Speaking of money...
Being a vegan can sometimes be expensive, but familiarizing yourself with certain options can make it incredibly affordable--maybe even moreso than vegetarianism/meat-eating!:
1. Shop at Trader Joe's. Organic products are incredibly cheap there, almost always less than you'd be able to at stores such as Whole Foods. I think their Organic Extra Firm tofu is something like 1.79! I also found raw agave nectar there for maybe 2.99, which was amazing.
2. Buy bulk grains. Big bags of brown rice are cheap. If you're interested in more expensive grains like quinoa or kamut, go to whole foods where they sell it in bulk. Buying it in those boxes in the natural foods section is way too pricey...
Your other option is shopping at a place like Costco. I'm not a member there, but the people I live with are, and they buy tons of quinoa cheaply.
Speaking of bulk, buy your specialty flours or even regular flours this way too, and nutritional yeast.
3. Veggies Veggies Veggies! These bulk up your meal and can cost very little. Try to do organic when you can.

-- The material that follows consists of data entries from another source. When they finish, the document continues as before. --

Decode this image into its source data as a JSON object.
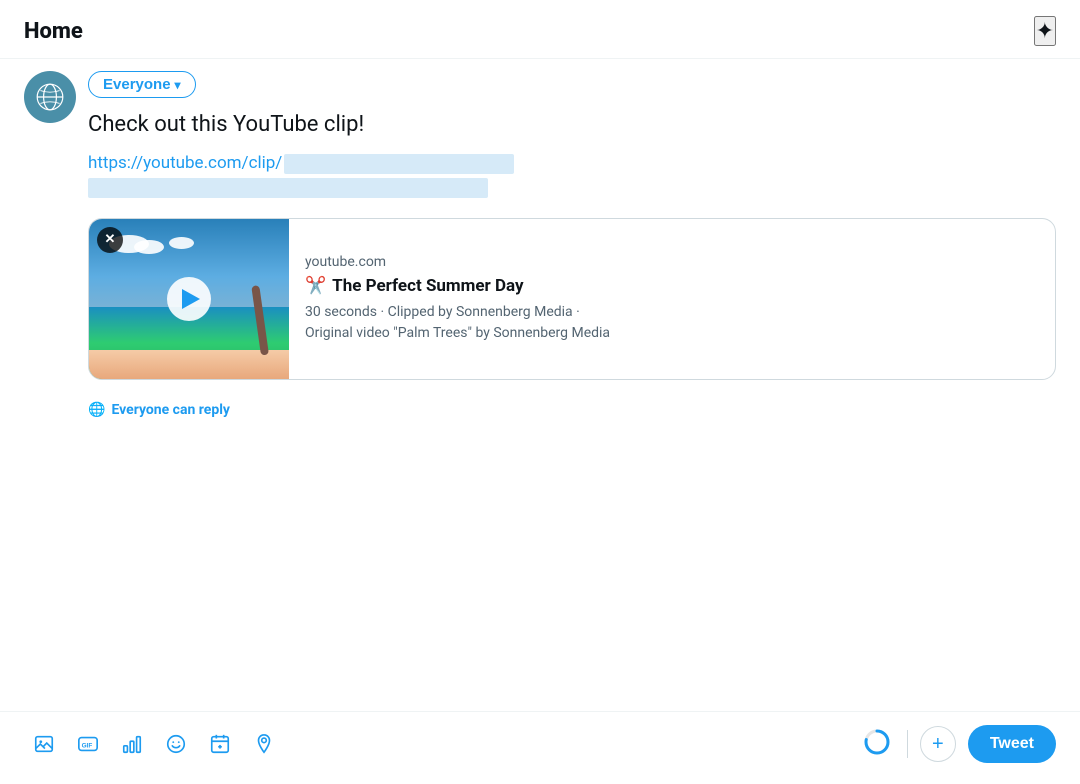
{
  "header": {
    "title": "Home",
    "sparkle_label": "Sparkle / For You"
  },
  "compose": {
    "audience_btn_label": "Everyone",
    "tweet_text": "Check out this YouTube clip!",
    "url_prefix": "https://youtube.com/clip/",
    "reply_setting": "Everyone can reply",
    "toolbar": {
      "image_btn": "Add image",
      "gif_btn": "Add GIF",
      "poll_btn": "Add poll",
      "emoji_btn": "Add emoji",
      "schedule_btn": "Schedule",
      "location_btn": "Add location",
      "tweet_btn_label": "Tweet",
      "add_btn_label": "+"
    },
    "preview": {
      "source": "youtube.com",
      "title": "The Perfect Summer Day",
      "meta_line1": "30 seconds · Clipped by Sonnenberg Media ·",
      "meta_line2": "Original video \"Palm Trees\" by Sonnenberg Media"
    }
  }
}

Sometimes these are priced ridiculously high, but just last week I got an organic bundle of both spinach AND kale, and they each just cost me about a buck.
4. Beeeeeeeeeeans....yum. Dried beans! SO CHEAP! UNLESS you buy them, again, in the natural foods section. I bought some dried fava beans out of desperation last month, in a small bag from a brand that does a lot of specialty flours, and boy did it cost me a lot.

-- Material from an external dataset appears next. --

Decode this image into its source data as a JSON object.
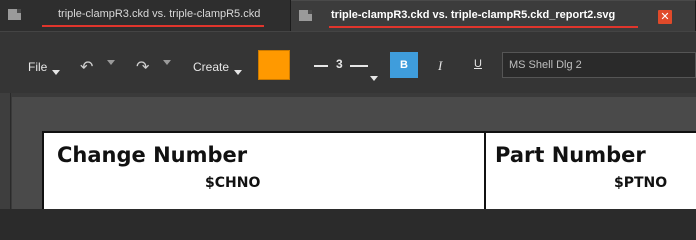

5. Get creative. This is something I'm now learning myself. Invest initially in a variety of spices. This way, you can start with a typical base: grain/veggies/beans or tofu, and then jazz it up with different spices.
6. Keep convenience foods to a minimum. Vegan convenience foods are great, but unless you're making a lot of money (and I'm an actress...I don't) frequently buying them is going to drain your bank account.)
Does anybody have any other suggestions/ideas? I'd love to hear them!